PROBLEM TO WORK ON
This task calls for copying every line of the records that includes the word "mitwandeln".

RECORDS FOR THE EXERCISE
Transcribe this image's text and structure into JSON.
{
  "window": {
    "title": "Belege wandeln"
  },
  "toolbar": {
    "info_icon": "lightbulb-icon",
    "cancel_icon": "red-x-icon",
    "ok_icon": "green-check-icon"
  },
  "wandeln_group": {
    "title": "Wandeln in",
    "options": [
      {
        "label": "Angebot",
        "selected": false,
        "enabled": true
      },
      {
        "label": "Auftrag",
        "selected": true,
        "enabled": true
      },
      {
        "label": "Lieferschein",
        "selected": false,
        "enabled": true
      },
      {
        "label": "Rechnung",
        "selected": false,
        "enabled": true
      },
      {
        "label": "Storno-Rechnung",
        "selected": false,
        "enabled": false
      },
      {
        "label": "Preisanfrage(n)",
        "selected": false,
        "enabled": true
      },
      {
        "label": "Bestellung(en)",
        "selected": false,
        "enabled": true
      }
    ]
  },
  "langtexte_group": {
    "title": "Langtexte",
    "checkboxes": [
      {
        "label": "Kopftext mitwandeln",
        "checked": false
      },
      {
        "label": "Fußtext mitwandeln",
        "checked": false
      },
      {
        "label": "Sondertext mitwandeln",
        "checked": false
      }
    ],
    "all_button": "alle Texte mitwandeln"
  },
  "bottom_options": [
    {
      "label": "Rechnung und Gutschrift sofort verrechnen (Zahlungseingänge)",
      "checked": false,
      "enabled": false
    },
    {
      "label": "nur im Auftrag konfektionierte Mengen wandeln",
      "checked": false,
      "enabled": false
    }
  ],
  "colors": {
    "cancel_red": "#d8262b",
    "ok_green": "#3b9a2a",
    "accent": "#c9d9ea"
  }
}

OUTPUT OF THE TASK
        "label": "Kopftext mitwandeln",
        "label": "Fußtext mitwandeln",
        "label": "Sondertext mitwandeln",
    "all_button": "alle Texte mitwandeln"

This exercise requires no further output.